Data records for software interfaces:
=-=-=-=-=
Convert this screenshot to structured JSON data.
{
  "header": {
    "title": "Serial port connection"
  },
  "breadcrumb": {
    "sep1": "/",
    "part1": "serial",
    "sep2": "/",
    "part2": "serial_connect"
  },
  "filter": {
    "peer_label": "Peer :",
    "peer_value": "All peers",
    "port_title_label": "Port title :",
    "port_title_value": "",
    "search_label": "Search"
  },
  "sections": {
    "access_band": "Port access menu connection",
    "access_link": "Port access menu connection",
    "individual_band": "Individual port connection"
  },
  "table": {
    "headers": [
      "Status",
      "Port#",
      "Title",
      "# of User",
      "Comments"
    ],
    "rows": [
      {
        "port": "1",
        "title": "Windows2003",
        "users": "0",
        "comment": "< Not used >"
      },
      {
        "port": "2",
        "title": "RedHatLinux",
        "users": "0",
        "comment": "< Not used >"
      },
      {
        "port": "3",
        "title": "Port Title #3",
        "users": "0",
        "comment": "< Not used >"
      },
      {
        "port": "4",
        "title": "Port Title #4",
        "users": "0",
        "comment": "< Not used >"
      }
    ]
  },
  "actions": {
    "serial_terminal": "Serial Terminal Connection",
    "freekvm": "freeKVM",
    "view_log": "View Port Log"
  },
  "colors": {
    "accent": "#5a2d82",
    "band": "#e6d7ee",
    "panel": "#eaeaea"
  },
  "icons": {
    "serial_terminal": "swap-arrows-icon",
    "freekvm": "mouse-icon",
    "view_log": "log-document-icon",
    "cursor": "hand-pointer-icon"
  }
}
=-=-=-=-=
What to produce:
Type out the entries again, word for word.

Answer to the problem:
Convert this screenshot to structured JSON data.
{
  "header": {
    "title": "Serial port connection"
  },
  "breadcrumb": {
    "sep1": "/",
    "part1": "serial",
    "sep2": "/",
    "part2": "serial_connect"
  },
  "filter": {
    "peer_label": "Peer :",
    "peer_value": "All peers",
    "port_title_label": "Port title :",
    "port_title_value": "",
    "search_label": "Search"
  },
  "sections": {
    "access_band": "Port access menu connection",
    "access_link": "Port access menu connection",
    "individual_band": "Individual port connection"
  },
  "table": {
    "headers": [
      "Status",
      "Port#",
      "Title",
      "# of User",
      "Comments"
    ],
    "rows": [
      {
        "port": "1",
        "title": "Windows2003",
        "users": "0",
        "comment": "< Not used >"
      },
      {
        "port": "2",
        "title": "RedHatLinux",
        "users": "0",
        "comment": "< Not used >"
      },
      {
        "port": "3",
        "title": "Port Title #3",
        "users": "0",
        "comment": "< Not used >"
      },
      {
        "port": "4",
        "title": "Port Title #4",
        "users": "0",
        "comment": "< Not used >"
      }
    ]
  },
  "actions": {
    "serial_terminal": "Serial Terminal Connection",
    "freekvm": "freeKVM",
    "view_log": "View Port Log"
  },
  "colors": {
    "accent": "#5a2d82",
    "band": "#e6d7ee",
    "panel": "#eaeaea"
  },
  "icons": {
    "serial_terminal": "swap-arrows-icon",
    "freekvm": "mouse-icon",
    "view_log": "log-document-icon",
    "cursor": "hand-pointer-icon"
  }
}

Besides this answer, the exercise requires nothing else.